Exercise objective >>
From the entries below, pull out each line where "Internal" appears.

•••

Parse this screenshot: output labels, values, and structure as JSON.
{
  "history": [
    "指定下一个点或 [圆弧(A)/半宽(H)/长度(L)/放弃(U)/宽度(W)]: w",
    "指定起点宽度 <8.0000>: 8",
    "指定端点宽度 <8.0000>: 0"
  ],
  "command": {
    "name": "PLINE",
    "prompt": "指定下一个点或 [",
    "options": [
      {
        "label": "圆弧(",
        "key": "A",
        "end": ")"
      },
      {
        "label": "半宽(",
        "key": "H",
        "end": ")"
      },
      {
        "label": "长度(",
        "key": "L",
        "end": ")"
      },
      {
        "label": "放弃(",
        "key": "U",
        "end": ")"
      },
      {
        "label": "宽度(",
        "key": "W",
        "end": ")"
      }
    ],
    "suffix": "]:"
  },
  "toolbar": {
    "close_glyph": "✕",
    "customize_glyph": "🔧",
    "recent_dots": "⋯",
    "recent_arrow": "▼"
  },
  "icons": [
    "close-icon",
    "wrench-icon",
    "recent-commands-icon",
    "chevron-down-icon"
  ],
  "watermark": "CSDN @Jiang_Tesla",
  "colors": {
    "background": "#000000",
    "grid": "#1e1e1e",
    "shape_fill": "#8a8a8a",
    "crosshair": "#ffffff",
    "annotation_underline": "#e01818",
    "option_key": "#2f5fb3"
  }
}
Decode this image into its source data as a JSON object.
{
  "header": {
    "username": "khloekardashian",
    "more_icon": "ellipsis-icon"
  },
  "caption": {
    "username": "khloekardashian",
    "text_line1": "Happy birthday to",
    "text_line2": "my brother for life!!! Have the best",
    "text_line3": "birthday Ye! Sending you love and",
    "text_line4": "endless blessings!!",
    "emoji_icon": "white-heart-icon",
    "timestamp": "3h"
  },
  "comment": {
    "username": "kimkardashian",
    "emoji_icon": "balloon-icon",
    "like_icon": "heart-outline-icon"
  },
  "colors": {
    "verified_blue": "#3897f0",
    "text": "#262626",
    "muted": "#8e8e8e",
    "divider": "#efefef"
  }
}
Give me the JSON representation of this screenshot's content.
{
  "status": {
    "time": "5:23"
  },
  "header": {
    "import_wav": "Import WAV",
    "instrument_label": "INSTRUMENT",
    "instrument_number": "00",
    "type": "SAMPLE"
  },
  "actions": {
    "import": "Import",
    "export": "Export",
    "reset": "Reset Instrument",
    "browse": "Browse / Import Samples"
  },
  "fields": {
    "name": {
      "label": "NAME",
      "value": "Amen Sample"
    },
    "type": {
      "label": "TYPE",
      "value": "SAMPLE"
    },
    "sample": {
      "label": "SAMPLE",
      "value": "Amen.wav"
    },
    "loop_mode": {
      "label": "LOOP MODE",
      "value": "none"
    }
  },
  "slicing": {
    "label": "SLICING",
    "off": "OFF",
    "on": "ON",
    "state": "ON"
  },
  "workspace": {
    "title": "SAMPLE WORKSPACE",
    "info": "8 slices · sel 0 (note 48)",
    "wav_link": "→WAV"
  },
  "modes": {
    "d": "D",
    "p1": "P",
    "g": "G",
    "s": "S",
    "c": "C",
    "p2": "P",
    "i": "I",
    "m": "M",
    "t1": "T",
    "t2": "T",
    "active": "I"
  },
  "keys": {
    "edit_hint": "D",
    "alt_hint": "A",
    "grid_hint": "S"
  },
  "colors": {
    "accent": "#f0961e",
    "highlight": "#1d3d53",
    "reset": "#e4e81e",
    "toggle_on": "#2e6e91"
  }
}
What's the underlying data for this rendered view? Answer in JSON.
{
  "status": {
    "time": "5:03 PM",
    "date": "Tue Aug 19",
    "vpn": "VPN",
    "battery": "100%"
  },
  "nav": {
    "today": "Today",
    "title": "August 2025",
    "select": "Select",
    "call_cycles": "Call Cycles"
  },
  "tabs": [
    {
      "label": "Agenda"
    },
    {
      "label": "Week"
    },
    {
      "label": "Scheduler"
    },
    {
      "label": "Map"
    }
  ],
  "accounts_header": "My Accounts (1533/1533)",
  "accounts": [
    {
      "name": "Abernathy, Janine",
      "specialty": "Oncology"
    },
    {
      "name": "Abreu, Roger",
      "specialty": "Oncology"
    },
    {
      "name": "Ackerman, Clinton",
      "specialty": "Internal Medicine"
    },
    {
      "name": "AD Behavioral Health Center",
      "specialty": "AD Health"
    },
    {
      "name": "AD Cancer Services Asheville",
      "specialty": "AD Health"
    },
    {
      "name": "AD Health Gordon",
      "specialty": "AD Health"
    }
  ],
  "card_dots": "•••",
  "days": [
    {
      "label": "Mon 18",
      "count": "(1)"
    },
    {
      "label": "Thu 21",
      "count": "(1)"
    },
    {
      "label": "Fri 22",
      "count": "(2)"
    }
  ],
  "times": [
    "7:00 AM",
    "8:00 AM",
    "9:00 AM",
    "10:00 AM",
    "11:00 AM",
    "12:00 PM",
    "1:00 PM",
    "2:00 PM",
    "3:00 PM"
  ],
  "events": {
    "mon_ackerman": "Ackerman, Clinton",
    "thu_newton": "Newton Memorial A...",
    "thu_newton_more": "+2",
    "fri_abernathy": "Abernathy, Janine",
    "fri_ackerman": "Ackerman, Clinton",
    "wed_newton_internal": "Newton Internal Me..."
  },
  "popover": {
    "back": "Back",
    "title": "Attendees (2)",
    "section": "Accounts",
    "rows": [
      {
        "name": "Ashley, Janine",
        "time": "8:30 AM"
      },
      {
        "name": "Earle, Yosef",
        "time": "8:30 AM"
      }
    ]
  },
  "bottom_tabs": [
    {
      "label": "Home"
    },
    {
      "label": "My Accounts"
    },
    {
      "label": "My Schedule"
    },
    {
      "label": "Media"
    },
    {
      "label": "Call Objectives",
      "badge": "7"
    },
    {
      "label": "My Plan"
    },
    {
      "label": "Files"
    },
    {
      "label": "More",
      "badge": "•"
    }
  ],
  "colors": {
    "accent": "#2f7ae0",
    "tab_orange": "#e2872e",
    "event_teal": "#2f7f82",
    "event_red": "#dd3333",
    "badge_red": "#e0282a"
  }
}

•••

Answer to this problem >>
      "specialty": "Internal Medicine"
    "wed_newton_internal": "Newton Internal Me..."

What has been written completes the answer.